It’s no surprise to anyone that more and more families in Australia will spend time renting an apartment while their children grow up. Why? Some people may not have expected to live in an apartment as a family. But people are buying houses later in life and having children later in life. Apartment living as a family may come down to affordability or parents may be trying to get their feet on the property ladder, or it may be they simply enjoy the benefits of living close to their work and the lifestyle this fosters as a family. It might be unwise to make a blanket statement that Australian families are rejecting the traditional dream of home ownership as new generations grow up in more expensive cities, but for whatever reason, apartment living as a family is increasingly becoming an attractive option for many people, especially in NSW and Victoria.
The benefits of apartment living as a family
- Lifestyle. Apartment living can foster an active lifestyle. Why? Because you may tend to go insane with the kids cooped up in a small living space, so parks become your backyard. So does the general community, such as shops, libraries, cafes, pools etc. These regular outings push your children to develop strong social skills.
- Security. The security of your belongings at home is one less thing to worry about as a parent.
- Affordability. Whatever reason you may want or need to live in an apartment, it can be more affordable than being locked in to a mortgage.
- Freedom. While you are renting an apartment as a family you don’t have to worry about the upkeep of your home, beyond your responsibilities as a tenant.
- Family life. Close to the city and/or close to your work, you are free to enjoy more time with your children, rather than suffering the commute.

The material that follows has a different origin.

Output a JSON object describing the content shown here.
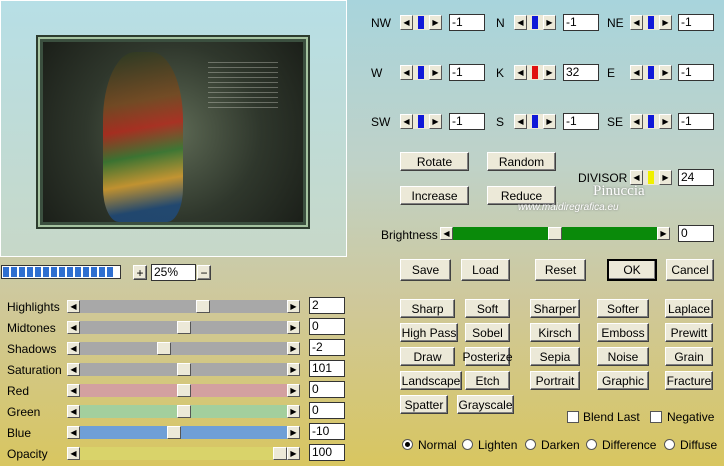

- Values. You will soon appreciate what matters and become less flippantly sentimental. You can’t feed your child a chocolate brownie and let them go nuts in some far wing of the house. Nor can you buy them whatever toy they want. Rather, you can instil in them an appreciation for items of real value.
- Safety. Children have a safe place to play and apartments may come with amenities, such as a pool, which you don’t have to repair or worry about the upkeep of.

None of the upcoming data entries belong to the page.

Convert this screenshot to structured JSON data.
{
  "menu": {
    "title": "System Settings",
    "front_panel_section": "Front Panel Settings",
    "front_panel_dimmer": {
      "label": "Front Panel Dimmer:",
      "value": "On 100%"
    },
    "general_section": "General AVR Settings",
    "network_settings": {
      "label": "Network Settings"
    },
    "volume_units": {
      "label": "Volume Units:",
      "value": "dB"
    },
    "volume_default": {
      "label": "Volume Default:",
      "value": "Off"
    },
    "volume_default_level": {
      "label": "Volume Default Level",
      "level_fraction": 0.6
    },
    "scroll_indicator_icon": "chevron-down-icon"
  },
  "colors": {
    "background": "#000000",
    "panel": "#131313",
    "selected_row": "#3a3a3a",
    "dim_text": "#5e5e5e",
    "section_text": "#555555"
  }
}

The limitations of apartment living as a family
- One of the hardest parts of apartment living is when the lease ends. Reduce your stress by sussing out the landlord before renting to see whether they are a long-term option. Property developers are quickly cottoning on to a rise in family rentals, and are beginning to build properties intended for long-term leases with families.

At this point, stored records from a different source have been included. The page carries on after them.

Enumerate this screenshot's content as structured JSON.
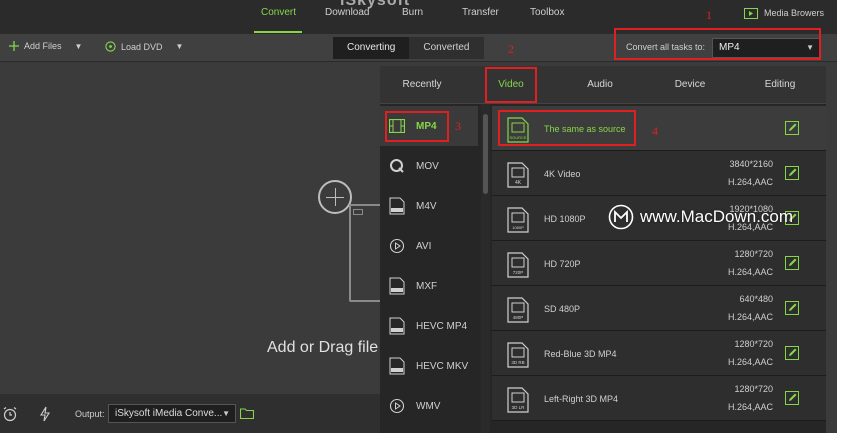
{
  "app": {
    "logo_text": "iSkysoft",
    "nav": [
      {
        "label": "Convert",
        "active": true
      },
      {
        "label": "Download",
        "active": false
      },
      {
        "label": "Burn",
        "active": false
      },
      {
        "label": "Transfer",
        "active": false
      },
      {
        "label": "Toolbox",
        "active": false
      }
    ],
    "media_browser_label": "Media Browers"
  },
  "toolbar": {
    "add_files_label": "Add Files",
    "load_dvd_label": "Load DVD",
    "segments": [
      {
        "label": "Converting",
        "active": true
      },
      {
        "label": "Converted",
        "active": false
      }
    ],
    "convert_all_label": "Convert all tasks to:",
    "convert_all_value": "MP4"
  },
  "dropzone": {
    "hint": "Add or Drag file"
  },
  "bottombar": {
    "output_label": "Output:",
    "output_value": "iSkysoft iMedia Conve..."
  },
  "format_panel": {
    "tabs": [
      {
        "label": "Recently",
        "active": false
      },
      {
        "label": "Video",
        "active": true
      },
      {
        "label": "Audio",
        "active": false
      },
      {
        "label": "Device",
        "active": false
      },
      {
        "label": "Editing",
        "active": false
      }
    ],
    "formats": [
      {
        "label": "MP4",
        "icon": "film-icon",
        "active": true
      },
      {
        "label": "MOV",
        "icon": "quicktime-icon",
        "active": false
      },
      {
        "label": "M4V",
        "icon": "file-m4v-icon",
        "active": false
      },
      {
        "label": "AVI",
        "icon": "play-circle-icon",
        "active": false
      },
      {
        "label": "MXF",
        "icon": "file-mxf-icon",
        "active": false
      },
      {
        "label": "HEVC MP4",
        "icon": "file-hevc-icon",
        "active": false
      },
      {
        "label": "HEVC MKV",
        "icon": "file-hevc-icon",
        "active": false
      },
      {
        "label": "WMV",
        "icon": "play-circle-icon",
        "active": false
      }
    ],
    "presets": [
      {
        "name": "The same as source",
        "badge": "SOURCE",
        "resolution": "",
        "codec": "",
        "active": true
      },
      {
        "name": "4K Video",
        "badge": "4K",
        "resolution": "3840*2160",
        "codec": "H.264,AAC",
        "active": false
      },
      {
        "name": "HD 1080P",
        "badge": "1080P",
        "resolution": "1920*1080",
        "codec": "H.264,AAC",
        "active": false
      },
      {
        "name": "HD 720P",
        "badge": "720P",
        "resolution": "1280*720",
        "codec": "H.264,AAC",
        "active": false
      },
      {
        "name": "SD 480P",
        "badge": "480P",
        "resolution": "640*480",
        "codec": "H.264,AAC",
        "active": false
      },
      {
        "name": "Red-Blue 3D MP4",
        "badge": "3D RB",
        "resolution": "1280*720",
        "codec": "H.264,AAC",
        "active": false
      },
      {
        "name": "Left-Right 3D MP4",
        "badge": "3D LR",
        "resolution": "1280*720",
        "codec": "H.264,AAC",
        "active": false
      }
    ]
  },
  "annotations": [
    "1",
    "2",
    "3",
    "3",
    "4"
  ],
  "watermark": "www.MacDown.com",
  "colors": {
    "accent": "#86d64a",
    "annotation": "#e02020",
    "background": "#3b3b3b",
    "topbar": "#2b2b2b",
    "panel": "#262626"
  }
}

- Less control. You can’t do everything you want with the property. But this is offset by the fact that there are less things to go wrong in your apartment and less maintenance required, saving you time and money when you need it most.
- Less space. Anyone who tries to tell you being a parent can be clean and tidy if you put your mind to it is lying straight to your face. Kids are messy, loud and unpredictable. But an apartment may allow you to more easily manage this chaos, or it may make it so much harder. This depends on how you use your space. One thing you can’t avoid though: where do you hang your washing? Consider using retractable clothes lines within the apartment, as long as you can attach them to the wall with your landlord’s permission.
- Social pressure. Be prepared to have everyone ask you why you aren’t living in a house in the suburbs. You may be able to handle this, but your children will begin to feel this pressure. This can foster healthy conversations between you and your kids or it can create resentment, that’s up to you.
- Close proximity to neighbours. Kids scream and neighbours have parties. This is unavoidable. Try establishing healthy relationships with your neighbours to avoid any meltdowns.
- Less ‘you’ time. Those kids are only ever a few metres away, so look for ways to find some peace.
Tips and tricks for apartment living as a family
- Furniture gets used, really used, in an apartment. Buy furniture that will be durable and doesn’t show its age so much. In other words, avoid white.
- Buy your kids presents that are somewhat disposable or that add to your home’s decor, not toys that will clog space. For instance: art supplies, books (these you can get rid of as they age), edible chemistry sets, edible plants etc.
- Don’t get sentimental. Or get sentimental in the right way. Value the things that have emotional value, while avoiding the pitfalls of buying too much for your kids that leads to a crowded living space. Always keep some space free for your mind to find some clarity within. This means avoiding filling every nook, cranny and corner.
- Get outside. Whether you go to the park, the library or the shops, get out of the apartment!